DOI: 10.1055/s-0038-1651491
Review Article
Thieme Medical Publishers 333 Seventh Avenue, New York, NY 10001, USA.

Epidemiology of Nontuberculous Mycobacteriosis

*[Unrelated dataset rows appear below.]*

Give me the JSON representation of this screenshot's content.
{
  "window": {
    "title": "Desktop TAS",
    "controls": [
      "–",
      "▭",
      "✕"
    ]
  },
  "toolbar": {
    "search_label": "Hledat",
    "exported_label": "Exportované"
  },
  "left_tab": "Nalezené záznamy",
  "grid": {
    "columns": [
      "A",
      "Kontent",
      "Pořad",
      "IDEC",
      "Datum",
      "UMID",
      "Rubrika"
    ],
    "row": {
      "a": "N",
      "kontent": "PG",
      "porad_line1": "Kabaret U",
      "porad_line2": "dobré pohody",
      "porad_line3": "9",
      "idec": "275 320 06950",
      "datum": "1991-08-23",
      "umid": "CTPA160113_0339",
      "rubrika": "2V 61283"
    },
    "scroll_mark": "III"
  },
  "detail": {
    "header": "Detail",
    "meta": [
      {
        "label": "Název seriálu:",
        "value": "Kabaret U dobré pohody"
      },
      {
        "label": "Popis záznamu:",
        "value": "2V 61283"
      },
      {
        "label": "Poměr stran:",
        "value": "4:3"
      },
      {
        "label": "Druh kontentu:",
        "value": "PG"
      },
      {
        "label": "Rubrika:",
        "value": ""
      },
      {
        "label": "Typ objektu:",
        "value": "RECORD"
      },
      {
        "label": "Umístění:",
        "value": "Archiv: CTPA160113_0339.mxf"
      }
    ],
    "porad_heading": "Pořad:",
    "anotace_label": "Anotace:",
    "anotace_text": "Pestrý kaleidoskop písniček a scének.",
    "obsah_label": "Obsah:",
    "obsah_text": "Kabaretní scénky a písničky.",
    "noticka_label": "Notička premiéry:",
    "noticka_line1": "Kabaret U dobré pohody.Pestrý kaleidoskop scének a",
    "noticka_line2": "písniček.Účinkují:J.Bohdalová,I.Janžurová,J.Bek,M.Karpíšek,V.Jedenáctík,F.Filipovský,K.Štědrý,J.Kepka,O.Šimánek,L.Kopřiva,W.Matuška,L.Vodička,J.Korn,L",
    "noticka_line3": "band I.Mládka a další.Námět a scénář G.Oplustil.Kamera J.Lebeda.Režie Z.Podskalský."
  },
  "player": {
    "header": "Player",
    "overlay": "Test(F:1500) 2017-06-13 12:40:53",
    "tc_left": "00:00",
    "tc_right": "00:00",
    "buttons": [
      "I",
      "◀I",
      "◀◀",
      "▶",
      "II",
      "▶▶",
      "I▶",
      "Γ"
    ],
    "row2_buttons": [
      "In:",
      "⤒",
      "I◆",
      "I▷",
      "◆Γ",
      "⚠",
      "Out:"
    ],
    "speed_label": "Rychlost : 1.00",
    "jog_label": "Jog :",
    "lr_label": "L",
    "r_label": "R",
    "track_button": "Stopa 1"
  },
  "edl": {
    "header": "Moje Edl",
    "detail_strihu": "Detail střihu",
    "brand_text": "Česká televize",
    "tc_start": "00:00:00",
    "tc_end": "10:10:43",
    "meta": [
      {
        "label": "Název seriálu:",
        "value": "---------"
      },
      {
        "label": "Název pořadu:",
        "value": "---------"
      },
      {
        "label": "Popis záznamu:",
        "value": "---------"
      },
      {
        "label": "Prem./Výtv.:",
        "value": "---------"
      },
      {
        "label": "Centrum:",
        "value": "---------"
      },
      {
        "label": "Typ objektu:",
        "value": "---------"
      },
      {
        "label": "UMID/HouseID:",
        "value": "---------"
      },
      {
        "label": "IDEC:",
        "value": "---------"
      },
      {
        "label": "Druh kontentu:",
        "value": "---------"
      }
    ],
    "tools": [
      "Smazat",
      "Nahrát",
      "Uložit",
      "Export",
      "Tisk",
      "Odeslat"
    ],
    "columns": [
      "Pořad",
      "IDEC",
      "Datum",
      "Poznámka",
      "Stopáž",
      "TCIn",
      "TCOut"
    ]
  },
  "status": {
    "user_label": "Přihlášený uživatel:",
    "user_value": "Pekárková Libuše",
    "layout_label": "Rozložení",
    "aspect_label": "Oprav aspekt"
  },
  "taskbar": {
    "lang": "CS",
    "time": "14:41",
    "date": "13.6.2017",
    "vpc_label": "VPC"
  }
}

Jennifer Adjemian
1  Epidemiology Unit, Laboratory of Clinical Immunology and Microbiology, Division of Intramural Research, National Institute of Allergy and Infectious Diseases, National Institutes of Health, Bethesda, Maryland
2  Commissioned Corps, United States Public Health Service, Rockville, Maryland
,
Shelby Daniel-Wayman
1  Epidemiology Unit, Laboratory of Clinical Immunology and Microbiology, Division of Intramural Research, National Institute of Allergy and Infectious Diseases, National Institutes of Health, Bethesda, Maryland
,
Emily Ricotta
1  Epidemiology Unit, Laboratory of Clinical Immunology and Microbiology, Division of Intramural Research, National Institute of Allergy and Infectious Diseases, National Institutes of Health, Bethesda, Maryland
,
D. Rebecca Prevots
1  Epidemiology Unit, Laboratory of Clinical Immunology and Microbiology, Division of Intramural Research, National Institute of Allergy and Infectious Diseases, National Institutes of Health, Bethesda, Maryland
› Author Affiliations
Further Information

Publication History

Publication Date:
02 August 2018 (online)

Abstract

Annual prevalence estimates for pulmonary nontuberculous mycobacterial (PNTM) disease in the contiguous United States range from 1.4 to 13.9 per 100,000 persons, while one study found an annual prevalence of up to 44 per 100,000 persons in Hawaii. PNTM prevalence varies by region, sex, and race/ethnicity, with higher prevalence among women and persons of Asian ancestry, as well as in the Southern United States and Hawaii. Studies consistently indicate that PNTM prevalence is increasing, with estimates ranging from 2.5 to 8% per year. Most PNTM disease is associated with Mycobacterium avium complex (MAC), although the proportion of disease attributed to MAC varies by region. Host factors identified as influencing disease risk include structural lung disease, immunomodulatory medication, as well as variants in connective tissue, mucociliary clearance, and immune genes. Environmental variables including measures of atmospheric moisture and concentrations of certain soil factors have also been shown to correlate with higher PNTM prevalence. Prevalence of extrapulmonary NTM disease is lower, stable, and associated with different risk factors, including primary immune deficiencies or HIV infection.